Report how many lines of the material below contain the string "Upstream". The reply is that number and no more.
══ Input material
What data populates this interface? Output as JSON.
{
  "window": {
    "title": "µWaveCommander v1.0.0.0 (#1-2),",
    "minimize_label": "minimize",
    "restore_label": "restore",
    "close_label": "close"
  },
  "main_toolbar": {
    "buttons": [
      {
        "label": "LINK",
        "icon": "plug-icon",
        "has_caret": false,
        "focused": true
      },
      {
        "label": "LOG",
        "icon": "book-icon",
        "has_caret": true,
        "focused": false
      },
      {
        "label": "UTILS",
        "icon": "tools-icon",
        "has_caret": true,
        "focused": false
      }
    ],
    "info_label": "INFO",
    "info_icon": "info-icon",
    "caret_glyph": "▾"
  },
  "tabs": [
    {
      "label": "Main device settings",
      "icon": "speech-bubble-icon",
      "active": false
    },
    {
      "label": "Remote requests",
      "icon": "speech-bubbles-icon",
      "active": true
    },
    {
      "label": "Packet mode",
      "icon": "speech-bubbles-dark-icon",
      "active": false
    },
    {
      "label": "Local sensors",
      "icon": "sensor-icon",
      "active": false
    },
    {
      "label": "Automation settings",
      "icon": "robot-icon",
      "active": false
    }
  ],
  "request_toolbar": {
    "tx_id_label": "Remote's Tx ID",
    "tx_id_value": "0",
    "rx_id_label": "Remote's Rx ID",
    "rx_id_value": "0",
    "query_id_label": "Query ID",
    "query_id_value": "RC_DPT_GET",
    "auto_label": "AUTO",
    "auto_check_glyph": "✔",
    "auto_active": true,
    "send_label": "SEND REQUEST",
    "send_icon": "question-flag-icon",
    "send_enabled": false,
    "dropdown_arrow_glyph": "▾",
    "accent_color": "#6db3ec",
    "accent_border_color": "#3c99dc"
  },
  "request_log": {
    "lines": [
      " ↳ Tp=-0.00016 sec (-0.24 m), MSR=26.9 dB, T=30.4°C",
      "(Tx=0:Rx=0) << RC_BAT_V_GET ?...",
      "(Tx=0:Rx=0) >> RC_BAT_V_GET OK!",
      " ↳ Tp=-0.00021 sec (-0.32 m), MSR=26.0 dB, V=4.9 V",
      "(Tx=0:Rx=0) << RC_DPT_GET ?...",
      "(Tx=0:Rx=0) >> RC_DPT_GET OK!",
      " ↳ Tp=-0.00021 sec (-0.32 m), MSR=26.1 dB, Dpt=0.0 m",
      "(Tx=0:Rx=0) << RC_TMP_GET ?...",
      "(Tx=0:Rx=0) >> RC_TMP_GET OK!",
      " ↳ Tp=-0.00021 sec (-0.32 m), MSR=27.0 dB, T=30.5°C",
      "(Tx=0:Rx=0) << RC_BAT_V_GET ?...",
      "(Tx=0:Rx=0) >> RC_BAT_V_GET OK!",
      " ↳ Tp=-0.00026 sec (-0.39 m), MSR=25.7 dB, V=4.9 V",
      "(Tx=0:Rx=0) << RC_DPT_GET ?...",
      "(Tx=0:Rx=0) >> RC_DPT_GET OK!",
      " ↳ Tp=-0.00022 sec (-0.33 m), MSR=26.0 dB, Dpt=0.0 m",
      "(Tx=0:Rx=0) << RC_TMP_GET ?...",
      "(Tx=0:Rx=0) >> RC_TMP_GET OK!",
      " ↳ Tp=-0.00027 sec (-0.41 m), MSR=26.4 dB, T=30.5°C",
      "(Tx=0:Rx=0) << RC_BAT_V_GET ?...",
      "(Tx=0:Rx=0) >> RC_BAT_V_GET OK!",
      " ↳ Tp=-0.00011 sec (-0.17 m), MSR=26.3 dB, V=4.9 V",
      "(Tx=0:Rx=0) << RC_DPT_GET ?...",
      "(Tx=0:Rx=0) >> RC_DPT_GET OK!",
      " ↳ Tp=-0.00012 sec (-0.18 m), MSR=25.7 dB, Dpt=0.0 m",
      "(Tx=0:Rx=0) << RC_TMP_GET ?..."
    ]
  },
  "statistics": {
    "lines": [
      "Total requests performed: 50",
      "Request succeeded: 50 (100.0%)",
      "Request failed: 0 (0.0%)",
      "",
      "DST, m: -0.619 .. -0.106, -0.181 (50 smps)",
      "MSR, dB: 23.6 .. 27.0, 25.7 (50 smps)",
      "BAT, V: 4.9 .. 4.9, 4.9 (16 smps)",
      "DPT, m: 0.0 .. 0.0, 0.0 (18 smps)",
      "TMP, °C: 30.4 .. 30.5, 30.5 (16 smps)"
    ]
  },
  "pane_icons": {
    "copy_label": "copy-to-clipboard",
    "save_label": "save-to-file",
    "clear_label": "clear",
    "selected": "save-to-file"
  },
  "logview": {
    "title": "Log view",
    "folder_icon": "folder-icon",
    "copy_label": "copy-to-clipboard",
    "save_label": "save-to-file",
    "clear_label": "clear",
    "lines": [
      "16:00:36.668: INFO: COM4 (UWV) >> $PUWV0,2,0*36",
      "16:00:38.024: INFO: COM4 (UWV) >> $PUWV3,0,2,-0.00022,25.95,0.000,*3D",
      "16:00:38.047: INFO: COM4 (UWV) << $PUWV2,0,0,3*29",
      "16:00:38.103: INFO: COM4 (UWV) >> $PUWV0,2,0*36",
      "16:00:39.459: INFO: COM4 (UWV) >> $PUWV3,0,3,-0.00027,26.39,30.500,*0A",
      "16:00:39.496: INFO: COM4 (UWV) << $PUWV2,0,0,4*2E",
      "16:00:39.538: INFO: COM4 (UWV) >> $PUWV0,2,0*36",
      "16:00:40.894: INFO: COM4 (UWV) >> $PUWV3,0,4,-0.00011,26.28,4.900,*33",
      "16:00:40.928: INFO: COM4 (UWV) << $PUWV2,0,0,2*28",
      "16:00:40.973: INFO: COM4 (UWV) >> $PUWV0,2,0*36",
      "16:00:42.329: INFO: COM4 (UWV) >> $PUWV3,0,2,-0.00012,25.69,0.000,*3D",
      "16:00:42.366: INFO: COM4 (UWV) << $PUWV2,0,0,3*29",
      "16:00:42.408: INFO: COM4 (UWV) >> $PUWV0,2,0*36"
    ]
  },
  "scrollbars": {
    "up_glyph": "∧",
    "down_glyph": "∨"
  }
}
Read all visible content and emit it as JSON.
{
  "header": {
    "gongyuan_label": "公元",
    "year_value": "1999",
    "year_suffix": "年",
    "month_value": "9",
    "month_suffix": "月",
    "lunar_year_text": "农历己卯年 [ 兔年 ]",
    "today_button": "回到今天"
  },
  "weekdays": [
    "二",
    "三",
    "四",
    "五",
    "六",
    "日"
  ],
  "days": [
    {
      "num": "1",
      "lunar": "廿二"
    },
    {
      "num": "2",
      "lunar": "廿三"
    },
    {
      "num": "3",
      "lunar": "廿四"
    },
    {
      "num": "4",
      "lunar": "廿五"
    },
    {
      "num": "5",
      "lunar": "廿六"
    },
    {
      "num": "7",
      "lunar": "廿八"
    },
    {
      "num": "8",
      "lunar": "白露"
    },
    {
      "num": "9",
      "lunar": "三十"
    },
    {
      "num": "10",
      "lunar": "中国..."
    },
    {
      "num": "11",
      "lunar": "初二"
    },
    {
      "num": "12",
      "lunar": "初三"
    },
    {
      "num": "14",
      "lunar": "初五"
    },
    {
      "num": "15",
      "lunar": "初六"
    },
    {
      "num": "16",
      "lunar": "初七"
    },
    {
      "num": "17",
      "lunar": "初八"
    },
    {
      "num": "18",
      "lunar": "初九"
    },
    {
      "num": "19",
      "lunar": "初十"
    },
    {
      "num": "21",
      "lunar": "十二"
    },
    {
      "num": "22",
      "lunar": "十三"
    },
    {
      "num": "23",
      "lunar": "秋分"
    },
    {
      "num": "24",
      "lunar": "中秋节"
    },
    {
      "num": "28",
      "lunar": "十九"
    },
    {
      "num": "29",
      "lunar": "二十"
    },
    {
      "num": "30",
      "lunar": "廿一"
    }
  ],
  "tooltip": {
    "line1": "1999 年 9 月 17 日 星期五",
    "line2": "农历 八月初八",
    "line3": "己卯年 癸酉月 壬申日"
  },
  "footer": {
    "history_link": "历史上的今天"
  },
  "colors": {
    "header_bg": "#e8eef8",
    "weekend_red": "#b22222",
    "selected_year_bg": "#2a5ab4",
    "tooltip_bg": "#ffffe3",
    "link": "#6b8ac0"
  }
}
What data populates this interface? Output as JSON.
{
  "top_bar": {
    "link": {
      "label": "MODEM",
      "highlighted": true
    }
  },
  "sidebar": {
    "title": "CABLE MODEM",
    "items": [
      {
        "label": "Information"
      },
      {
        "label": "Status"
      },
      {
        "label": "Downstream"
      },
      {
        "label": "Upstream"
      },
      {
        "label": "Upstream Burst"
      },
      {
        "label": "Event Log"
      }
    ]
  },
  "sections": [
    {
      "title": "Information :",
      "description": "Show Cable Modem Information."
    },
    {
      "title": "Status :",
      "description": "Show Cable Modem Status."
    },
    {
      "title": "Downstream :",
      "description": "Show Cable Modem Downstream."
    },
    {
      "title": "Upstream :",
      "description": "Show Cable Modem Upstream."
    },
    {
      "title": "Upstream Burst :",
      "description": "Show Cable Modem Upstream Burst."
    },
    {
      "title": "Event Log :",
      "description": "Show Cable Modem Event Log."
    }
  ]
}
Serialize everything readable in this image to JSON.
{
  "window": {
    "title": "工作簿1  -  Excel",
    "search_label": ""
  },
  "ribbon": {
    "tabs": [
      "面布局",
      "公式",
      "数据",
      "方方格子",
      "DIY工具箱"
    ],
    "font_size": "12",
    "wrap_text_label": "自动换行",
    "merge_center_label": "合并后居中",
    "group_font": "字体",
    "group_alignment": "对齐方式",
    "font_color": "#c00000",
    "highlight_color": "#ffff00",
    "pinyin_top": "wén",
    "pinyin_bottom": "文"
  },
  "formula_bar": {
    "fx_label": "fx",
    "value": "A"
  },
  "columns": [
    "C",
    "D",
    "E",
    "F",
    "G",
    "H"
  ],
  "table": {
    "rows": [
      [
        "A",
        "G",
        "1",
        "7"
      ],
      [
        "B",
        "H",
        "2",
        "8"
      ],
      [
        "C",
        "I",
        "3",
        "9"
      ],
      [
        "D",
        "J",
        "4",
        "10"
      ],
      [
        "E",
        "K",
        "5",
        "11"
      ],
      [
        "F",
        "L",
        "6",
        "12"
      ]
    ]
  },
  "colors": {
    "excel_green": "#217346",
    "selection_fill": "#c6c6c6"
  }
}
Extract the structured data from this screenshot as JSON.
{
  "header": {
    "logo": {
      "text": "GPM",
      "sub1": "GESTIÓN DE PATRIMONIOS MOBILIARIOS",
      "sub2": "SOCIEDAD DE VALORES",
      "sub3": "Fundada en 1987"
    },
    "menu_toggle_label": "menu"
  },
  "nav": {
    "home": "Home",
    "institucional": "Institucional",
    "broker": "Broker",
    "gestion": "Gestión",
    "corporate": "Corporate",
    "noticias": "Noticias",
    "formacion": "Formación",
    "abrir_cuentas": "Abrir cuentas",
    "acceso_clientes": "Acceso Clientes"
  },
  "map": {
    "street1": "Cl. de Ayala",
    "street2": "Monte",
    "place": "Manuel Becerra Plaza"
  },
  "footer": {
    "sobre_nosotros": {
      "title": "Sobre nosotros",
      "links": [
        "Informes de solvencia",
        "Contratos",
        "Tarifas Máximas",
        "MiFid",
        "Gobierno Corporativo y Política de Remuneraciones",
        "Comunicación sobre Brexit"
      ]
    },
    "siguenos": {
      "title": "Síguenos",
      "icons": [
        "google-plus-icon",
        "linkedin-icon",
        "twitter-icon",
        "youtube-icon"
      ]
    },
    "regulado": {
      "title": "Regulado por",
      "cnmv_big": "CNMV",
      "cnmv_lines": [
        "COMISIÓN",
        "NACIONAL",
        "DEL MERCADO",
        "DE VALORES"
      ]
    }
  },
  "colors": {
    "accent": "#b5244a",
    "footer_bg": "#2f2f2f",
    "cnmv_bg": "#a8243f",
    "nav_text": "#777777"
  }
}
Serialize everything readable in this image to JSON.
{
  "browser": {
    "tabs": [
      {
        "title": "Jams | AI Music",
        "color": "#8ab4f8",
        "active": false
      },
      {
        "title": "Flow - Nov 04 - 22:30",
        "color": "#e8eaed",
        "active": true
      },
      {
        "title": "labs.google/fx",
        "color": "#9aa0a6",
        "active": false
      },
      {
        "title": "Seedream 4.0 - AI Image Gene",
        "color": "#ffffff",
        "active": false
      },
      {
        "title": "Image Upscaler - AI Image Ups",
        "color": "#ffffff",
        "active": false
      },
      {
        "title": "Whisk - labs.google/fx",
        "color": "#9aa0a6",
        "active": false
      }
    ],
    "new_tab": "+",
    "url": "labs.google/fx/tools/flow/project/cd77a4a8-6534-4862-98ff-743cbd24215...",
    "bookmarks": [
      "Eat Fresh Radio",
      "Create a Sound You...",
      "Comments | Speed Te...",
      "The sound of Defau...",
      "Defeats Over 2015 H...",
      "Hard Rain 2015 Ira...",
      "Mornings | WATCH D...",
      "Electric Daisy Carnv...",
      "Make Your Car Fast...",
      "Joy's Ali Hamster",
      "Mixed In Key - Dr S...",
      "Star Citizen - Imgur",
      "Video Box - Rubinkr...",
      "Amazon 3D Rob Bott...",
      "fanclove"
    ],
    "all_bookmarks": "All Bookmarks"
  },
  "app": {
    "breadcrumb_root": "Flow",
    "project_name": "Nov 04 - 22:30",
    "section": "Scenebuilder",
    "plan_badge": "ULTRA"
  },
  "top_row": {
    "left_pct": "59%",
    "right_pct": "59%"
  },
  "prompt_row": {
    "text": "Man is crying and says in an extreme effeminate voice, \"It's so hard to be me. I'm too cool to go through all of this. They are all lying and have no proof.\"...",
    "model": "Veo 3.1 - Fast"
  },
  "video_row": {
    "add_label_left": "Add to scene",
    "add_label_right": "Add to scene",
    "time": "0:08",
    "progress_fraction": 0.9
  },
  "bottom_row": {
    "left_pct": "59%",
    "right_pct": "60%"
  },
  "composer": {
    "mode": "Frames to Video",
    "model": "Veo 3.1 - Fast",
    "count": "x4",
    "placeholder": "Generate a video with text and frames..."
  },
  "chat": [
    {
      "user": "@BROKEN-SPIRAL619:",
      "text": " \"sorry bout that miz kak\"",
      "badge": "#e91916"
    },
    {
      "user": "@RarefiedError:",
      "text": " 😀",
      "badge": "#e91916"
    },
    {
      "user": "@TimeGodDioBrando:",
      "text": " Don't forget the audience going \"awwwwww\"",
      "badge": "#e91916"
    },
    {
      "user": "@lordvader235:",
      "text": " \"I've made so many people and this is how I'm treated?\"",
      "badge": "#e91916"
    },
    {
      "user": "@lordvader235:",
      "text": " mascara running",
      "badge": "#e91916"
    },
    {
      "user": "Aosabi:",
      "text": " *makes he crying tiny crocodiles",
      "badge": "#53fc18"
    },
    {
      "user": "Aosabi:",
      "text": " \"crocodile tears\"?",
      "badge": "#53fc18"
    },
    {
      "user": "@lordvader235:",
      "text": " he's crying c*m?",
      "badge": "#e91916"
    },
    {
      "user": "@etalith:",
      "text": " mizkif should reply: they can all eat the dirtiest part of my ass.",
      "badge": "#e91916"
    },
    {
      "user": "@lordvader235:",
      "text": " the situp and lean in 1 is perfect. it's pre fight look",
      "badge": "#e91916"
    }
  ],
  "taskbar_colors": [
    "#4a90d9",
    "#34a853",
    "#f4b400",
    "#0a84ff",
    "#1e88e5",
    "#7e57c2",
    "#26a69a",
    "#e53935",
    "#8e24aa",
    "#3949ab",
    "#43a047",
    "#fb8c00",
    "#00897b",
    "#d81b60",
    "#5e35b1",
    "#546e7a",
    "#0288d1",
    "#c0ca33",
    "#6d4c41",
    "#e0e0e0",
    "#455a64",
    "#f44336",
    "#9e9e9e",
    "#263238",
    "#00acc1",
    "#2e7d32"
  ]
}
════
### Response
6